Astrophysics (Index)About

elevation range

(measure of how high and low a telescope can be pointed)

The elevation range of a telescope is a measure, typically in degrees of how high and low the telescope can be pointed as an angle above the horizon, 0 degrees being toward the horizon, 90 degrees being vertical. The elevation range may limit how much of the sky can be viewed at a given time, and also when portions of the celestial sphere can be viewed. An example might be 5-80 i.e., "from 5° to 80°". The term can be applied to non-optical telescopes such as radio telescopes.

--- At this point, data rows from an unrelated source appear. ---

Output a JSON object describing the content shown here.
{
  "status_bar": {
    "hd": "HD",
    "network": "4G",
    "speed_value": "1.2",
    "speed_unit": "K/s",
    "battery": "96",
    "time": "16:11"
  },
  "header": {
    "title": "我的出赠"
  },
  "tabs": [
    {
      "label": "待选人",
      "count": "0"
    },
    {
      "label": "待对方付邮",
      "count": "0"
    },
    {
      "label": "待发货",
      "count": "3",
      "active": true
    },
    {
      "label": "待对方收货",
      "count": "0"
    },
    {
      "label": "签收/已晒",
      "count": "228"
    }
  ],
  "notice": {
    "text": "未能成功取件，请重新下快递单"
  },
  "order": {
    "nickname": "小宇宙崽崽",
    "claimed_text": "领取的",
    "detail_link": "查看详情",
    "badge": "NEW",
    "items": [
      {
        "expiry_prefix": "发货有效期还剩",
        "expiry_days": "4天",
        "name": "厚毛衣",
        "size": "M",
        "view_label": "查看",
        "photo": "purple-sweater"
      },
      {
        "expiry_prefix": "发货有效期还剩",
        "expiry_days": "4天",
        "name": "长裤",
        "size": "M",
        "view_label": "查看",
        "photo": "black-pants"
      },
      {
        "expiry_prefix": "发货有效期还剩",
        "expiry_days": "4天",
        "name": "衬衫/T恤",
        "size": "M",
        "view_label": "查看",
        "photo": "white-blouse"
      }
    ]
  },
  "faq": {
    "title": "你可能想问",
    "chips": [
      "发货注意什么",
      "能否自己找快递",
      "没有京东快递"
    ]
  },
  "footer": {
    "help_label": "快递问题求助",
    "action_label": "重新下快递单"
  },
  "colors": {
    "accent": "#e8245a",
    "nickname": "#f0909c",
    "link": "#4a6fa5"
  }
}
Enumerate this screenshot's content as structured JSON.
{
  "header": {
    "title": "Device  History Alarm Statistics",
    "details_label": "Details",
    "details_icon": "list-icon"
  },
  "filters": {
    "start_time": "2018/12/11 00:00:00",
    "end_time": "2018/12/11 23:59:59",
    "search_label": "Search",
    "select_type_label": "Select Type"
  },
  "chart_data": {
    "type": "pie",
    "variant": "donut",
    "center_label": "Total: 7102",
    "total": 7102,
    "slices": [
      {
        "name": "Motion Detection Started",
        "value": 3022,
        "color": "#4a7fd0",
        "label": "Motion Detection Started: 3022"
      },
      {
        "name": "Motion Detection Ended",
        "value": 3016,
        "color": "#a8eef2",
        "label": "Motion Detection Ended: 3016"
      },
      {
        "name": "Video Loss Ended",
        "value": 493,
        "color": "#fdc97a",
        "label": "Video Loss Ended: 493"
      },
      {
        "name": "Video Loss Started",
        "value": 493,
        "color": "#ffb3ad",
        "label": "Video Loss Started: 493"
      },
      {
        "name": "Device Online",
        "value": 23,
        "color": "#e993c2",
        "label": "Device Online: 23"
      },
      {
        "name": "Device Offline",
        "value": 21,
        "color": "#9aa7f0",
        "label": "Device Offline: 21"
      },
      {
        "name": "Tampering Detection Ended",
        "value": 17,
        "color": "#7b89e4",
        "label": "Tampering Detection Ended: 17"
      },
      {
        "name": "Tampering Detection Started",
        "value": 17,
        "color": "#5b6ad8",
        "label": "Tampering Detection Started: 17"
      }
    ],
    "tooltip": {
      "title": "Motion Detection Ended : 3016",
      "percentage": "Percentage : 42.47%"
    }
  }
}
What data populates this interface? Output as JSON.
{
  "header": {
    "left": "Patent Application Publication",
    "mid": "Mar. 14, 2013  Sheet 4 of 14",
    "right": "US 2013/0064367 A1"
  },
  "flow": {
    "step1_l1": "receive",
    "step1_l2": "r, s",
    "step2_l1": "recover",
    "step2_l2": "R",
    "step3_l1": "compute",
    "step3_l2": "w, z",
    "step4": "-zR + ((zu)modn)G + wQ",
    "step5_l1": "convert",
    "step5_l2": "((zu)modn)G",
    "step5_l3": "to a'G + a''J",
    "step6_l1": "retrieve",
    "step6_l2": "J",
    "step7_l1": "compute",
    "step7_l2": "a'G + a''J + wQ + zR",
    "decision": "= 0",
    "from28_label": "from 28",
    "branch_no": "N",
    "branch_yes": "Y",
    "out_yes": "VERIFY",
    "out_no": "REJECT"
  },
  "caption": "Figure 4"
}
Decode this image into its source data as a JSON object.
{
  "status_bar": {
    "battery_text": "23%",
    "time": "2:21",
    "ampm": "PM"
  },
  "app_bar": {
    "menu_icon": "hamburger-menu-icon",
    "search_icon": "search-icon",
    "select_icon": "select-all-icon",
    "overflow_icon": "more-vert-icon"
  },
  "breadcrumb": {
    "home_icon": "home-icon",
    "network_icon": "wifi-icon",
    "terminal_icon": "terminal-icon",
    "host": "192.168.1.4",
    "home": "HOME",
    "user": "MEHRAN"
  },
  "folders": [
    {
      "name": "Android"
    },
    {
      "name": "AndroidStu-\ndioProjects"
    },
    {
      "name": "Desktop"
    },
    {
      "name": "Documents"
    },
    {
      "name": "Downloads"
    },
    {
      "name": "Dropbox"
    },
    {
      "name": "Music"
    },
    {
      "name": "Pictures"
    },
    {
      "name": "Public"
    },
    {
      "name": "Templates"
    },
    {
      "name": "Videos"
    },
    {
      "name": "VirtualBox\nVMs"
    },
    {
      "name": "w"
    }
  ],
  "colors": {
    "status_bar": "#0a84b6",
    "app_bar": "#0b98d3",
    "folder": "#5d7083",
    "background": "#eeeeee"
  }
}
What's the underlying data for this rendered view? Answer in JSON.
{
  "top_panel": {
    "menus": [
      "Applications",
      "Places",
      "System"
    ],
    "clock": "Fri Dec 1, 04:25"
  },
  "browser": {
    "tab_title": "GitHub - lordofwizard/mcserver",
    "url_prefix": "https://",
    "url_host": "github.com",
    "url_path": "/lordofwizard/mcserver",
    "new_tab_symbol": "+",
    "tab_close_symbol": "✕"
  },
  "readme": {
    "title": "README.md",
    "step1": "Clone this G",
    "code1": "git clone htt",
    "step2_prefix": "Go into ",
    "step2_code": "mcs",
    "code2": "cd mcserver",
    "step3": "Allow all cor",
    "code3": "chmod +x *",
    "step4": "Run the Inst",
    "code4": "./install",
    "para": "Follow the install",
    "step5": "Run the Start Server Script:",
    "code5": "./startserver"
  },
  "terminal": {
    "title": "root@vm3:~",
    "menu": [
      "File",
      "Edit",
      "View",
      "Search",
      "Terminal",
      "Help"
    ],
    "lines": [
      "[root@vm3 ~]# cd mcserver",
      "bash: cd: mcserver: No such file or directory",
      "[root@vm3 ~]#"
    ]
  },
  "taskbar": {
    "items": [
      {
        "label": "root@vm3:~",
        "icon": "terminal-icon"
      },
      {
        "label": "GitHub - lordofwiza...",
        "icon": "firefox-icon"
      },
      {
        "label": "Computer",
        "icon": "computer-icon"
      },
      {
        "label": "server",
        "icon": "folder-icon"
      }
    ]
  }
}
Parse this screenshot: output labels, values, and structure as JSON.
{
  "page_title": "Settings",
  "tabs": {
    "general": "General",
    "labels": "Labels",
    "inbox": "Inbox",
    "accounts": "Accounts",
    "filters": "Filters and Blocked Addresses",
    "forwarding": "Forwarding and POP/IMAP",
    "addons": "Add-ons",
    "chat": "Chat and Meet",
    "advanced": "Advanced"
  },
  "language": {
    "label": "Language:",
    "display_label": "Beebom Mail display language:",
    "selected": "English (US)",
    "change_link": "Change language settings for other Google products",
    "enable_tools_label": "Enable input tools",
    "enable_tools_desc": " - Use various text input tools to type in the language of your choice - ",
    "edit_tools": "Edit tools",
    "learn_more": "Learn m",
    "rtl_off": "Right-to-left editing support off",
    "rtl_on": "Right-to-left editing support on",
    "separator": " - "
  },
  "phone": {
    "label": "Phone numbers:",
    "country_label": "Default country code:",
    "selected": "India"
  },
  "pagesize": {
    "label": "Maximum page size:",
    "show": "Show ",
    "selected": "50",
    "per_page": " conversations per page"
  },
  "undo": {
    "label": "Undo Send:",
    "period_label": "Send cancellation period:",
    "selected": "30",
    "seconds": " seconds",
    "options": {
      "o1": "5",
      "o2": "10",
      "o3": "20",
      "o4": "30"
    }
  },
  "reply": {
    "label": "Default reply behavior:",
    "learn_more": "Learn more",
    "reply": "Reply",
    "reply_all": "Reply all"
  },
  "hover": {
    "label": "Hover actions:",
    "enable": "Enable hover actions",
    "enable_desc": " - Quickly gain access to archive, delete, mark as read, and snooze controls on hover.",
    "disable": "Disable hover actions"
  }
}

The "door" (shutters) of an observatory (through which the telescope is pointed) may impose limits on the facility's elevation range.

Further reading:

Referenced by pages:
Fred Young Submillimeter Telescope (FYST)